In the corporate world, leadership is undoubtedly the most important action that has to be considered if you want to get the work done collectively. A right man commanding the right position at the right time can do wonders. If you are working in a business environment, you would certainly be knowing about the behavior of the leaders who are generally your managers. Every leadership style has its own way of behavior and methods for getting the work done. Some styles may be preferred by subordinates, whereas other might be considered inappropriate. It is believed that generally there are three primary forms of leadership; namely participative, laissez-faire, and autocratic. However, there are many other types of business leadership styles which have come up today due to a change in managerial methods at the workplace.

Three Main Types of Leadership Styles
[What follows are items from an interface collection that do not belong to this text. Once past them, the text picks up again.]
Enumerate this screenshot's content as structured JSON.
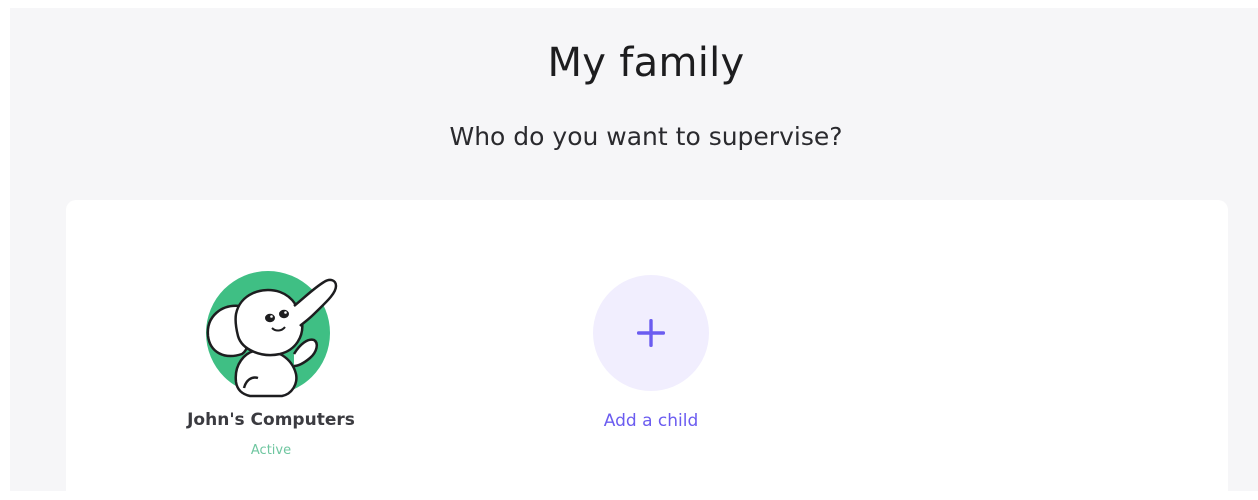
{
  "header": {
    "title": "My family",
    "subtitle": "Who do you want to supervise?"
  },
  "profiles": [
    {
      "name": "John's Computers",
      "status": "Active",
      "avatar_icon": "elephant-icon"
    }
  ],
  "add_child": {
    "label": "Add a child",
    "icon": "plus-icon"
  },
  "colors": {
    "page_background": "#f6f6f8",
    "card_background": "#ffffff",
    "accent": "#6b5cf0",
    "status_active": "#6fc6a0",
    "avatar_green": "#3fbf84"
  }
}
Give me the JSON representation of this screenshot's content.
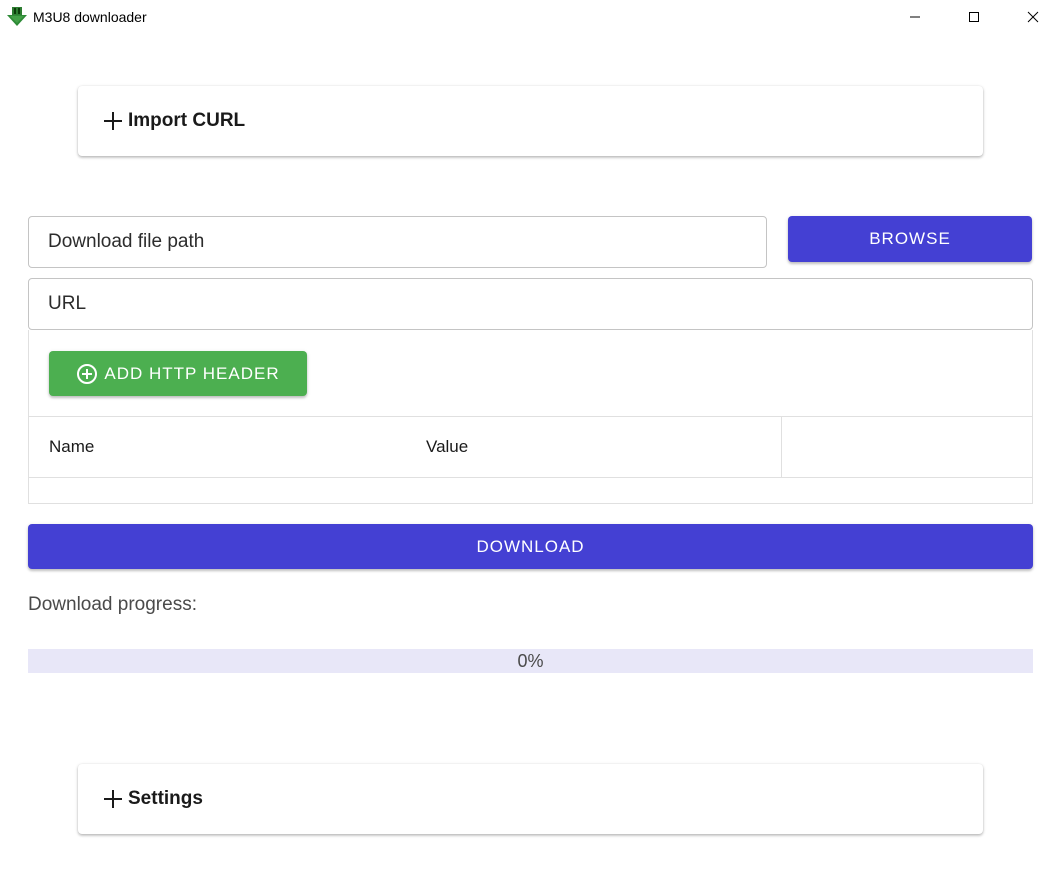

Participative Leadership
This is probably the best leadership style followed in the business world. In participative leadership, though the leader is responsible for taking the final decision, he is open for suggestions from team members, which can influence the decision.
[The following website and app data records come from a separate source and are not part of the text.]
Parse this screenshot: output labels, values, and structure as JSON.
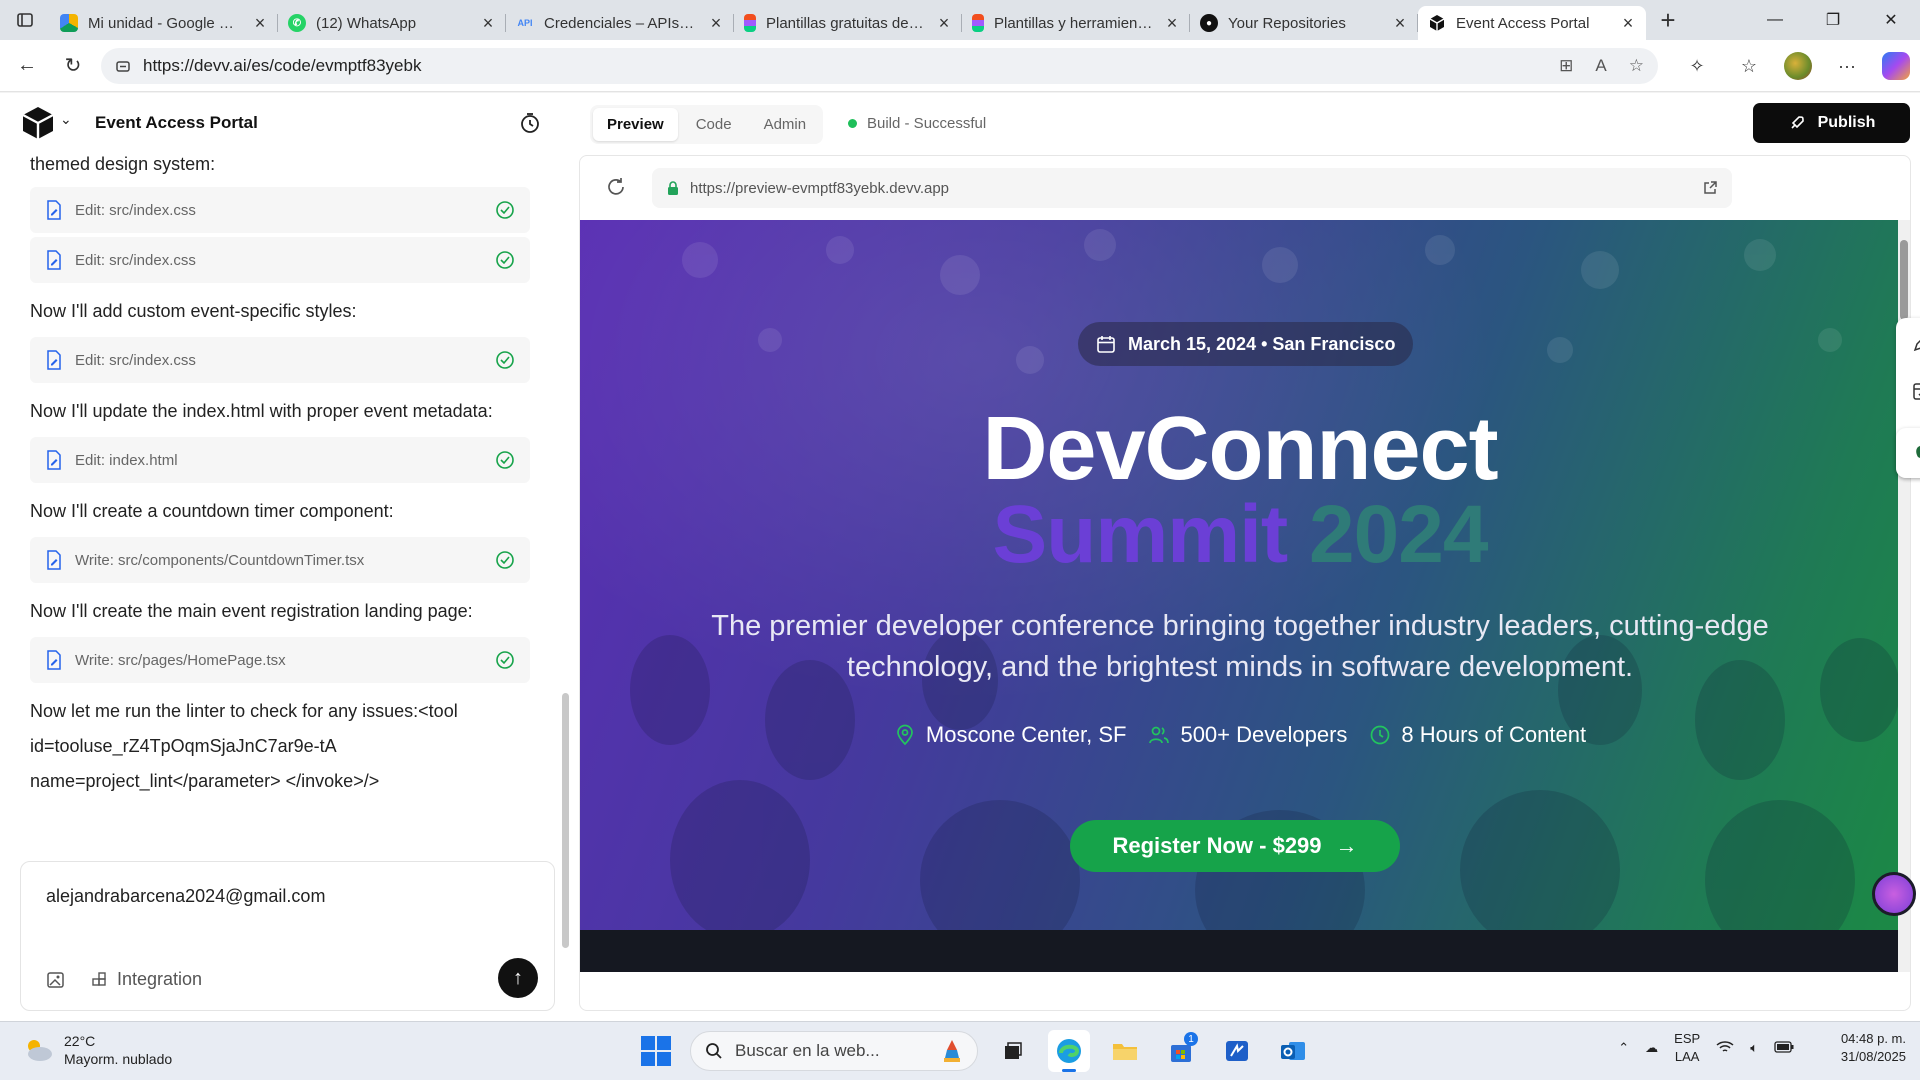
{
  "browser": {
    "tabs": [
      {
        "title": "Mi unidad - Google Drive",
        "icon": "google-drive-icon",
        "color": "#f4b400"
      },
      {
        "title": "(12) WhatsApp",
        "icon": "whatsapp-icon",
        "color": "#25d366"
      },
      {
        "title": "Credenciales – APIs y servicios",
        "icon": "api-icon",
        "color": "#4285f4"
      },
      {
        "title": "Plantillas gratuitas de diseño",
        "icon": "figma-icon",
        "color": "#f24e1e"
      },
      {
        "title": "Plantillas y herramientas",
        "icon": "figma-icon",
        "color": "#a259ff"
      },
      {
        "title": "Your Repositories",
        "icon": "github-icon",
        "color": "#111111"
      },
      {
        "title": "Event Access Portal",
        "icon": "devv-icon",
        "color": "#111111"
      }
    ],
    "url": "https://devv.ai/es/code/evmptf83yebk"
  },
  "app": {
    "project_name": "Event Access Portal",
    "view_tabs": [
      "Preview",
      "Code",
      "Admin"
    ],
    "active_tab": "Preview",
    "build_status": "Build - Successful",
    "publish_label": "Publish"
  },
  "chat": {
    "top_line": "themed design system:",
    "msg_styles": "Now I'll add custom event-specific styles:",
    "msg_index": "Now I'll update the index.html with proper event metadata:",
    "msg_countdown": "Now I'll create a countdown timer component:",
    "msg_landing": "Now I'll create the main event registration landing page:",
    "msg_lint_1": "Now let me run the linter to check for any issues:<tool",
    "msg_lint_2": "id=tooluse_rZ4TpOqmSjaJnC7ar9e-tA",
    "msg_lint_3": "name=project_lint</parameter> </invoke>/>",
    "tool_calls": [
      "Edit: src/index.css",
      "Edit: src/index.css",
      "Edit: src/index.css",
      "Edit: index.html",
      "Write: src/components/CountdownTimer.tsx",
      "Write: src/pages/HomePage.tsx"
    ],
    "composer_text": "alejandrabarcena2024@gmail.com",
    "integration_label": "Integration"
  },
  "preview": {
    "url": "https://preview-evmptf83yebk.devv.app",
    "date_pill": "March 15, 2024 • San Francisco",
    "title_line1": "DevConnect",
    "title_word1": "Summit",
    "title_word2": "2024",
    "subtitle": "The premier developer conference bringing together industry leaders, cutting-edge technology, and the brightest minds in software development.",
    "facts": [
      "Moscone Center, SF",
      "500+ Developers",
      "8 Hours of Content"
    ],
    "register_label": "Register Now - $299"
  },
  "taskbar": {
    "temperature": "22°C",
    "weather": "Mayorm. nublado",
    "search_placeholder": "Buscar en la web...",
    "lang_1": "ESP",
    "lang_2": "LAA",
    "time": "04:48 p. m.",
    "date": "31/08/2025",
    "store_badge": "1"
  }
}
Autocratic Leadership
In this leadership, the leader solely carries out the decision-making process. The autocratic leadership style is a very suitable method for managing team members who require close supervision to get the work done.
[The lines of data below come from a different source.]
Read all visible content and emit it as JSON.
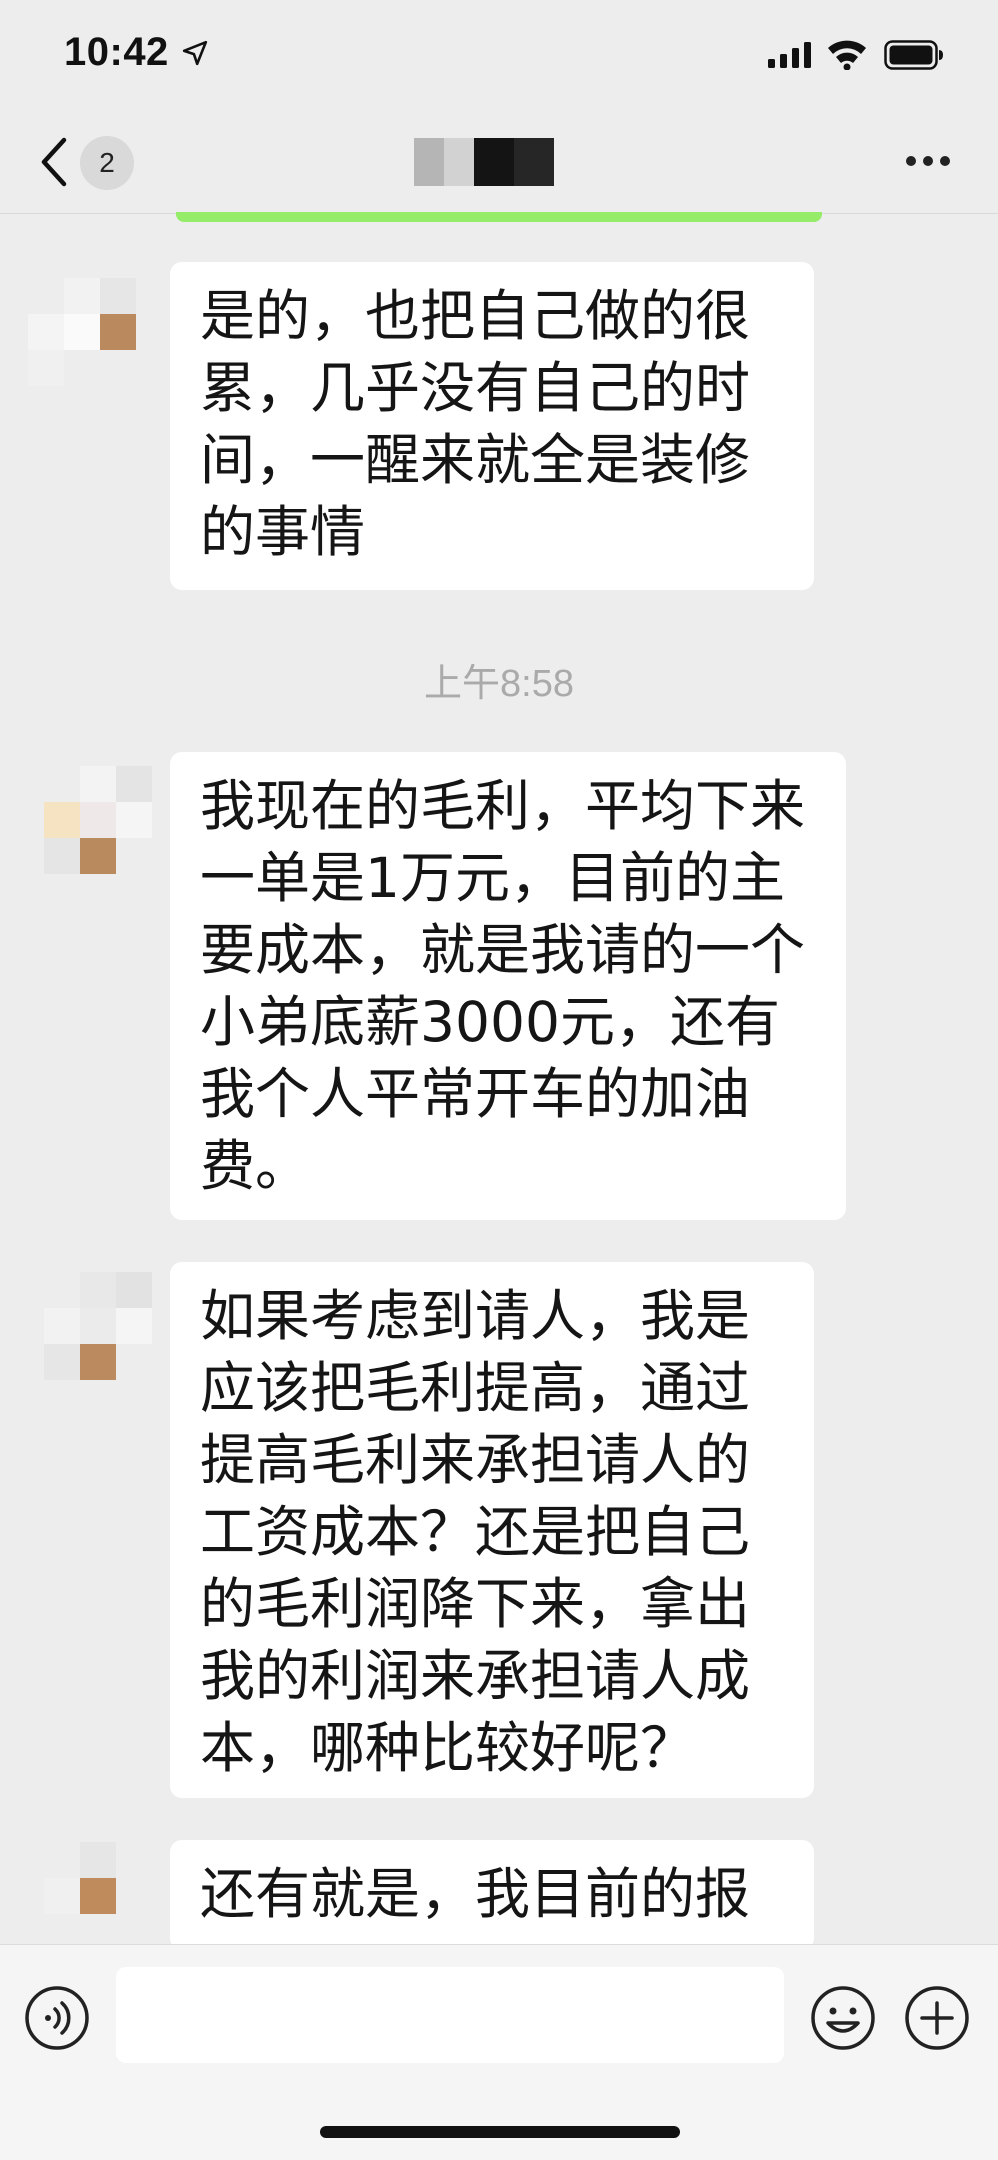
{
  "status_bar": {
    "time": "10:42"
  },
  "nav": {
    "unread_count": "2"
  },
  "messages": [
    {
      "text": "是的，也把自己做的很累，几乎没有自己的时间，一醒来就全是装修的事情"
    },
    {
      "text": "我现在的毛利，平均下来一单是1万元，目前的主要成本，就是我请的一个小弟底薪3000元，还有我个人平常开车的加油费。"
    },
    {
      "text": "如果考虑到请人，我是应该把毛利提高，通过提高毛利来承担请人的工资成本？还是把自己的毛利润降下来，拿出我的利润来承担请人成本，哪种比较好呢？"
    },
    {
      "text": "还有就是，我目前的报"
    }
  ],
  "timestamp": "上午8:58",
  "colors": {
    "background": "#ededed",
    "bubble": "#ffffff",
    "self_bubble": "#95ec69"
  },
  "icons": {
    "location": "location-arrow-icon",
    "signal": "cellular-signal-icon",
    "wifi": "wifi-icon",
    "battery": "battery-icon",
    "back": "chevron-left-icon",
    "more": "more-dots-icon",
    "voice": "voice-icon",
    "emoji": "emoji-icon",
    "plus": "plus-icon"
  }
}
Laissez Faire Leadership
In the laissez-faire leadership, the leader leaves it on the team members to do the work which they are supposed to. This is a good style to be implemented if the members are skilled enough and understand their responsibilities properly.

Other Types of Leadership Styles

Charismatic Leadership
In charismatic leadership, the leader puts in energy and enthusiasm into the project of the team. He motivates and helps employees; though at times, he may tend to boast about his leadership skills and capabilities.

Bureaucratic Leadership
A bureaucratic leader is one who makes sure that the standard procedures of the process is followed by the team members. This style rules out the scope for trying out new problem solving methods and enhancing the project performance.

Relation-oriented Leadership
This style is also referred to as people-oriented style. In this corporate leadership style, the leader tries his best to support and mentor the team members, which in turn turns out to be beneficial for the project.

Servant Leadership
In servant leadership, the leader is not officially intended to act as a leader. He is just an informal leader who takes one step forward on behalf of his team members. He takes decisions collectively by consulting with his colleagues.

Transformational Leadership
This is a good leadership style that is suitable for any work environment. In transformational leadership, the leader provides motivation to his team, to perform tasks for the on-time deliverable of the project.

Task-oriented Leadership
A task-oriented leader is usually known for only focusing on what his team has to achieve. Though, unlike in autocratic leadership, he might understand the needs and welfare of the team members.

Transactional Leadership
This is a somewhat direct kind of effective leadership. It includes a direct authority given to the leader with regards to punishing and rewarding team members, owing to the results of the project.

Situational Leadership
As the name suggests, situational leadership is not associated with any kind of style. It is adopted when a leader changes types of leadership styles in order to get the work done considering the situation.

Remember that a leader might have to use a particular team leadership style in a specific work setting, where other styles may not be effective.